It is virtually impossible to separate modern statistics from computing. The statistical models we develop keep getting more sophisticated and the kinds of data we analyze are larger and more complex than ever before. This has led to computational statistics – the study of algorithms designed to solve computational problems that arise in statistics – being a discipline of its own within statistics.
At Penn State Statistics, we have a history of seminal contributions to computational statistics, from the composite likelihood methods developed by Bruce Lindsay in the 1980s to the MM (minorization-maximization) algorithms developed by David Hunter in the late 1990s. We have several faculty who work on developing new computational methods for solving challenging statistical problems. Often they work on other research that motivates these problems, such as network models, spatial statistics, astronomy, functional data, and high-dimensional regression.

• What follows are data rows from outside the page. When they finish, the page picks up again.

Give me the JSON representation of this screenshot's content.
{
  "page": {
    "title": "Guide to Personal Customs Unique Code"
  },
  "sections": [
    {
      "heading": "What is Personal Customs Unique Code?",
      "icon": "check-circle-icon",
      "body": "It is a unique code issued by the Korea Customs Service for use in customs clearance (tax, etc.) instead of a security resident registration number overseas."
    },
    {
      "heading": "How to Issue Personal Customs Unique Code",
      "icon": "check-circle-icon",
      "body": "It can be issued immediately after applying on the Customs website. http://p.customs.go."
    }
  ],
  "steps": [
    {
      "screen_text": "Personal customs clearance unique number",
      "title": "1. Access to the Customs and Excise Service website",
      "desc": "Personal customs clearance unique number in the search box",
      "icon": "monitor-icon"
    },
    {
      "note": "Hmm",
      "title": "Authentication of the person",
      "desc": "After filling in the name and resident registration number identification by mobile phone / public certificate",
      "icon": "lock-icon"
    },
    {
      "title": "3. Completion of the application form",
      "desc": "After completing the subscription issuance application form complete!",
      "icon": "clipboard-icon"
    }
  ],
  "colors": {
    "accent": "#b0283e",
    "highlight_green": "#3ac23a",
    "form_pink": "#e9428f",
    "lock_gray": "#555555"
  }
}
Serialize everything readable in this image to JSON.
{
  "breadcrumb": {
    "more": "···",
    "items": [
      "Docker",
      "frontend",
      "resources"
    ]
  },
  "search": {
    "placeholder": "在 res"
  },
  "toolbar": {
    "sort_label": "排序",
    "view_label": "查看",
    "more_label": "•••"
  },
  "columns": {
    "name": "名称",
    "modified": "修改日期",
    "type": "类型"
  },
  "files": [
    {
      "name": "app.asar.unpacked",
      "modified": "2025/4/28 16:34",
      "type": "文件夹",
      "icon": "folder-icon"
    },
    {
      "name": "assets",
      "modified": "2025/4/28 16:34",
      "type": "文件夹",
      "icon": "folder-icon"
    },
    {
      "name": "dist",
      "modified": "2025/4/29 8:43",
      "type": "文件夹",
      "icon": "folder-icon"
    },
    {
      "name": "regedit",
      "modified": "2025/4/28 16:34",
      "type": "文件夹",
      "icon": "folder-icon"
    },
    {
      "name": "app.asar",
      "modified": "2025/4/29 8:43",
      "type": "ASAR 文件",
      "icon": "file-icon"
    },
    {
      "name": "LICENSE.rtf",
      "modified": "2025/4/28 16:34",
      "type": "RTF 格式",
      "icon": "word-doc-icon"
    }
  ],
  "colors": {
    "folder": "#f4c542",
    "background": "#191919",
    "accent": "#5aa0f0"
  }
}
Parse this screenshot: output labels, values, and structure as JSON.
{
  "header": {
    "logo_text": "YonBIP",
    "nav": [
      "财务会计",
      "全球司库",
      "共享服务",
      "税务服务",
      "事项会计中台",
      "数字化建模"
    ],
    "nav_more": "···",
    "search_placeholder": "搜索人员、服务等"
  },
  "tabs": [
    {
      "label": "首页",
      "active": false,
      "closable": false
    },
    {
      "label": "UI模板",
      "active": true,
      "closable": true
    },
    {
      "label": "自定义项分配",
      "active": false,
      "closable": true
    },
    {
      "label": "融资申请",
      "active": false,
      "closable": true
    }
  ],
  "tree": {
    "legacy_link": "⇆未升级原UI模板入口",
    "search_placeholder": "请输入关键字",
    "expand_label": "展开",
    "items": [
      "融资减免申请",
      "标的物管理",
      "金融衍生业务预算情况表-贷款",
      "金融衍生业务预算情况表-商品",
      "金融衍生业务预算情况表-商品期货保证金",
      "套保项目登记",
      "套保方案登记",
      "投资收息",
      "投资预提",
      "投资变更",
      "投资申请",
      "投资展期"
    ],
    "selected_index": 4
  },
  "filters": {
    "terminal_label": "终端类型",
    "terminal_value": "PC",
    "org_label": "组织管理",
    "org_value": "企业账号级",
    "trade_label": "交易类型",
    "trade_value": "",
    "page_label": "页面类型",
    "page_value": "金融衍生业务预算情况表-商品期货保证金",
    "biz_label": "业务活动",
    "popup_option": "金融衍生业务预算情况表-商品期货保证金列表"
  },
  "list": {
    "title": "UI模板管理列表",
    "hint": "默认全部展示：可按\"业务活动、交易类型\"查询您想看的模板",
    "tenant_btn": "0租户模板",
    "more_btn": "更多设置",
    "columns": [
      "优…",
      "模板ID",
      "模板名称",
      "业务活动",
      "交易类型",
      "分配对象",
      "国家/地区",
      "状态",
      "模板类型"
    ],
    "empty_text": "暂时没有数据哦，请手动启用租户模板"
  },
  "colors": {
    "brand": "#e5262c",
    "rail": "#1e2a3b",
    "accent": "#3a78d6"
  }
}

The computational research expertise in our department includes the following areas: MM and EM (expectation-maximization) algorithms (David Hunter and Jia Li), Markov chain Monte Carlo and other algorithms for approximating high-dimensional integrals and performing Bayesian inference (Stephen Berg, Hyungsuk Tak, Murali Haran, Ephraim Hanks, Le Bao), optimization in the context of high-dimensional data (Lingzhou Xue, Runze Li), algorithms and methods in the context of machine learning (Jia Li, Bharath Sriperumbudur). Several of our faculty also have strong ties to the Institute of Computational and Data Sciences (ICDS) which is a cross-college institute that supports computing research through infrastructure and opportunities for developing research collaborations.